If this wasn’t enough, Dr. Kaayla Daniel claims that, based on DNA analysis showed, the liver is “100 percent Alaskan pollock.”

One DNA analysis indicated that Green Pastures Cod Liver Oil may, in fact, be Alaskan pollock.

What Next?

Although valuable, this investigation opens more questions than it answers.

We need more unbiased, in-depth research about the safety of fermented and fresh cod liver oil. When it comes to fermented cod liver oil, high-quality scientific data are especially lacking. Both lab-based and human studies are needed.


Raw cod liver oil is likely safe when taken by mouth at about 10 to 15 mL daily.

Higher doses of raw cod liver oil may cause vitamin A overdose, vitamin D deficiency, and possibly excessive bleeding.

No valid scientific data are available on fermented cod liver oil. Until adequate studies are carried out, the safety of fermented cod liver oil remains unknown.

If you decide to supplement, be sure to consult your healthcare provider and ask manufacturers for quality certificates.

Read Next

About the Author


1 Star2 Stars3 Stars4 Stars5 Stars
(1 votes, average: 5.00 out of 5)

FDA Compliance

The information on this website has not been evaluated by the Food & Drug Administration or any other medical body. We do not aim to diagnose, treat, cure or prevent any illness or disease. Information is shared for educational purposes only.
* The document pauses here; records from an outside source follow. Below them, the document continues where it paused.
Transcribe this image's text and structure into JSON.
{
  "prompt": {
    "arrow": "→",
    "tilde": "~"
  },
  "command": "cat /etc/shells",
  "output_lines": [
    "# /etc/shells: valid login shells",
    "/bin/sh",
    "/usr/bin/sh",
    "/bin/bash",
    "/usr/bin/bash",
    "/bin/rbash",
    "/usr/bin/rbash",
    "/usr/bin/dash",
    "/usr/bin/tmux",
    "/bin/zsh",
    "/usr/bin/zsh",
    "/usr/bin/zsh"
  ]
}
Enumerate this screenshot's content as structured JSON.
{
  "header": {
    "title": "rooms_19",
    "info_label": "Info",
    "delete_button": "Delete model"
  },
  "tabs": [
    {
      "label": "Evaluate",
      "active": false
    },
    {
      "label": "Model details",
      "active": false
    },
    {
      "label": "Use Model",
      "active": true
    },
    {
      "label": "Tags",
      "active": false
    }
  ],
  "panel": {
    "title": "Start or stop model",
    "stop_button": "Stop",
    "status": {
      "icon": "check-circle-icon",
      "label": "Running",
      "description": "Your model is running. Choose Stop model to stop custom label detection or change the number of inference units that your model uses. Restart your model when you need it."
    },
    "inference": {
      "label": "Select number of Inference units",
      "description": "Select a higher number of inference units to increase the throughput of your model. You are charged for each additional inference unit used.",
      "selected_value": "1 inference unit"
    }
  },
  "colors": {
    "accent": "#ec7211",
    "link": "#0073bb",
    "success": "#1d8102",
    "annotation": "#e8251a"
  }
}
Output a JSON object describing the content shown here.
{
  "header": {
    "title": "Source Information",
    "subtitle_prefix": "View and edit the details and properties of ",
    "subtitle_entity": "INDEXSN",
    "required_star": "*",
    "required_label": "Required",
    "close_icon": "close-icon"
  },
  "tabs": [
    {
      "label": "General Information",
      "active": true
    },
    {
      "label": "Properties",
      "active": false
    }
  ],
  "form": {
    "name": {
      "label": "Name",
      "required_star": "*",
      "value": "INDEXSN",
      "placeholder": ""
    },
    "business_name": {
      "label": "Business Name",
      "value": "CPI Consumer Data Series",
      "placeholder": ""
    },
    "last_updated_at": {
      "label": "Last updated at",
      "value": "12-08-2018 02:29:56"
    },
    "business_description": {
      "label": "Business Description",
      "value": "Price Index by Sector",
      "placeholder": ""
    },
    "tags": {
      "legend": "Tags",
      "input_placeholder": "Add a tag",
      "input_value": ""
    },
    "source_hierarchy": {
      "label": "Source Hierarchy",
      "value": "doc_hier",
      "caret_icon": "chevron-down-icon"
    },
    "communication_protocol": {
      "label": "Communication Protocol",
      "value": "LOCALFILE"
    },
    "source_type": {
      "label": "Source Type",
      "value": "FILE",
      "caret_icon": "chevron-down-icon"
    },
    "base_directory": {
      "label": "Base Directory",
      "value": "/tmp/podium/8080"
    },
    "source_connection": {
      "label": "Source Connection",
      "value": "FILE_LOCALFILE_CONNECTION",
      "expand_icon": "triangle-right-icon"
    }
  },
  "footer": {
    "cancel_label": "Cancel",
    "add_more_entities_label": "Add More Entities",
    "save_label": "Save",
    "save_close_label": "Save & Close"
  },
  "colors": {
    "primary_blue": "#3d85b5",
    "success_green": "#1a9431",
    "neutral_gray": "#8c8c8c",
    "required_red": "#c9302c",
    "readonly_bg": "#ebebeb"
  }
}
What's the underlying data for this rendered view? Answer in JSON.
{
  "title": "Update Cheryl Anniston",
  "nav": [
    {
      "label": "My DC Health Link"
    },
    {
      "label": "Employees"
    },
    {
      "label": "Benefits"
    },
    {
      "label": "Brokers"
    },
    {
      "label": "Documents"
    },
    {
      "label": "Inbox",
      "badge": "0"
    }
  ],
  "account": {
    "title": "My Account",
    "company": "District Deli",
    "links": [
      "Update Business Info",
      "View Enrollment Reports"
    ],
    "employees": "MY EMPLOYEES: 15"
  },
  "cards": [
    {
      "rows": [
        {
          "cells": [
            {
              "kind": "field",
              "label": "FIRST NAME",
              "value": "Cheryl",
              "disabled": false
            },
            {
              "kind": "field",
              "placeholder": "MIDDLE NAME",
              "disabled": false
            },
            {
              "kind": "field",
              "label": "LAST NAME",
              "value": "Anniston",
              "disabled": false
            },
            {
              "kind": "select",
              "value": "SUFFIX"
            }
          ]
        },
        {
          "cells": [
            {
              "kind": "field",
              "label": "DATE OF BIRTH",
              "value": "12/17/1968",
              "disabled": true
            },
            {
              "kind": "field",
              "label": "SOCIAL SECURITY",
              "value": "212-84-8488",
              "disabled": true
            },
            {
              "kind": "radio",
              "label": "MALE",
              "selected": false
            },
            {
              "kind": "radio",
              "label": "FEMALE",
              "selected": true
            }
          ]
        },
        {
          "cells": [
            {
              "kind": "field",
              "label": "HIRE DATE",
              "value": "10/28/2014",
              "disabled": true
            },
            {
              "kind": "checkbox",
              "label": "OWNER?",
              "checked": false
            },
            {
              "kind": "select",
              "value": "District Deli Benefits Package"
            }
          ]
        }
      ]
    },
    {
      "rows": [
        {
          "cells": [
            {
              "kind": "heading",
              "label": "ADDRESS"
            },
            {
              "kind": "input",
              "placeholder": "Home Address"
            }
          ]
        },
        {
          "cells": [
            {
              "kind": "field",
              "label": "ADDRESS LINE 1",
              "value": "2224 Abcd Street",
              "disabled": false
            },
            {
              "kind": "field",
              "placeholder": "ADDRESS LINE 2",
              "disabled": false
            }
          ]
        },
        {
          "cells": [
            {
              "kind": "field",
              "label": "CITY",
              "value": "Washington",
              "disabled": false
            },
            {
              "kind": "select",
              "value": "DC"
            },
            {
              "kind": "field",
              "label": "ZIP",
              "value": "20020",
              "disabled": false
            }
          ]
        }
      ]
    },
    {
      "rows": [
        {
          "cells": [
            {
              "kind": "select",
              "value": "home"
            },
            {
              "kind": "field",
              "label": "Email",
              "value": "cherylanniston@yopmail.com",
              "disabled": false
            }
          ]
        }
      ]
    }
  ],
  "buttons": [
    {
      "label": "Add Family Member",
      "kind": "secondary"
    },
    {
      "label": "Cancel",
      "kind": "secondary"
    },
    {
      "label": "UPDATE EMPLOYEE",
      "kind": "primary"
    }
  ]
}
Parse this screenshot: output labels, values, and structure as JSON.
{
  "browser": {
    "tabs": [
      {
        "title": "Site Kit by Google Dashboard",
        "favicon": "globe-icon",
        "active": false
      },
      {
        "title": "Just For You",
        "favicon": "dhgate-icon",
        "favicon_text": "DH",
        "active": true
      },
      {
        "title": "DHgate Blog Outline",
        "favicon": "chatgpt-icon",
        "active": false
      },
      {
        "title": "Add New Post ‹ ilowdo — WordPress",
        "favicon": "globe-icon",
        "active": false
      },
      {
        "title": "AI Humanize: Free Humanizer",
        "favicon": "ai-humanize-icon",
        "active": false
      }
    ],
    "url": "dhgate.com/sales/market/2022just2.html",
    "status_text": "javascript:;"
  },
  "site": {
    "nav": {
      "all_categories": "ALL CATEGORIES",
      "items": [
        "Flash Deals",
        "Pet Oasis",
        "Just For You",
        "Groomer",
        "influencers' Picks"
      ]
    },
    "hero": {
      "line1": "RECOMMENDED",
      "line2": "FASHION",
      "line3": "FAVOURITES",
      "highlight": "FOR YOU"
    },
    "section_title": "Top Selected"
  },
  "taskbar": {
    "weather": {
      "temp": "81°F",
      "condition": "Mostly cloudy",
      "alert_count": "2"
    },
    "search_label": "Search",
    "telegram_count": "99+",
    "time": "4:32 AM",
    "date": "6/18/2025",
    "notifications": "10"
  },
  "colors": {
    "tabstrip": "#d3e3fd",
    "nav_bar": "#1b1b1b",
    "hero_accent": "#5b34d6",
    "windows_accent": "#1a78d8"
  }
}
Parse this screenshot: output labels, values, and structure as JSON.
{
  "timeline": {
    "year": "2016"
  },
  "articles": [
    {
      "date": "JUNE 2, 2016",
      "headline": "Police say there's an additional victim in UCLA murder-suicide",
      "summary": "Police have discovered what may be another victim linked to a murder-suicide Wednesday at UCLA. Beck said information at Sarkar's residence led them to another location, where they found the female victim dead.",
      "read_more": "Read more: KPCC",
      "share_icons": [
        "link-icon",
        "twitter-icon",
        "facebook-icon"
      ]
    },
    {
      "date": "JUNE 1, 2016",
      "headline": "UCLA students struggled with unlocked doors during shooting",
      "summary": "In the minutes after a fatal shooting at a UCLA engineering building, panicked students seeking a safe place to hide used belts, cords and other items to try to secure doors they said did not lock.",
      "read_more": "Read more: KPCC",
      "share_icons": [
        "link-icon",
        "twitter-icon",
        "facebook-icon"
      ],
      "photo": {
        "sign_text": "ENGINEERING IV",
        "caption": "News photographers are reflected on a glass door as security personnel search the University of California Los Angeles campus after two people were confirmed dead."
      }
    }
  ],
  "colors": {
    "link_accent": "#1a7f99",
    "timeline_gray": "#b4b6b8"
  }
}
You must consult your doctor before acting on any content on this website, especially if you are pregnant, nursing, taking medication, or have a medical condition.

Leave a Reply

Your email address will not be published. Required fields are marked *

Related Articles View All